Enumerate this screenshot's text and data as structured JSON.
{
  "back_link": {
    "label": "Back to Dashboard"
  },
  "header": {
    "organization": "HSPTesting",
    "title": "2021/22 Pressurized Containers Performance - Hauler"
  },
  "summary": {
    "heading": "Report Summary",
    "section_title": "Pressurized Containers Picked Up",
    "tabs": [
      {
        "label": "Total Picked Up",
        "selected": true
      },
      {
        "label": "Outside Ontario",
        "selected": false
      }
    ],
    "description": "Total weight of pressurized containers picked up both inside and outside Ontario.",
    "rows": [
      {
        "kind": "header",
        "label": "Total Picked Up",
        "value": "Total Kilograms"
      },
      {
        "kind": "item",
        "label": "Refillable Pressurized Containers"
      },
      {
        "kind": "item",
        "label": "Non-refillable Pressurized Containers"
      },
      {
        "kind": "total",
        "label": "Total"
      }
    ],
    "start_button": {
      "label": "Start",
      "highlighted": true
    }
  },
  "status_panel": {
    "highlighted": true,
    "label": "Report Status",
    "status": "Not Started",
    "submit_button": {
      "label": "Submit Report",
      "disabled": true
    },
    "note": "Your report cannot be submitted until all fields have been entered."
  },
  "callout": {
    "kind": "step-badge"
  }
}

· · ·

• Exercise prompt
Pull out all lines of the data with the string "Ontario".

• The answer
        "label": "Outside Ontario",
    "description": "Total weight of pressurized containers picked up both inside and outside Ontario.",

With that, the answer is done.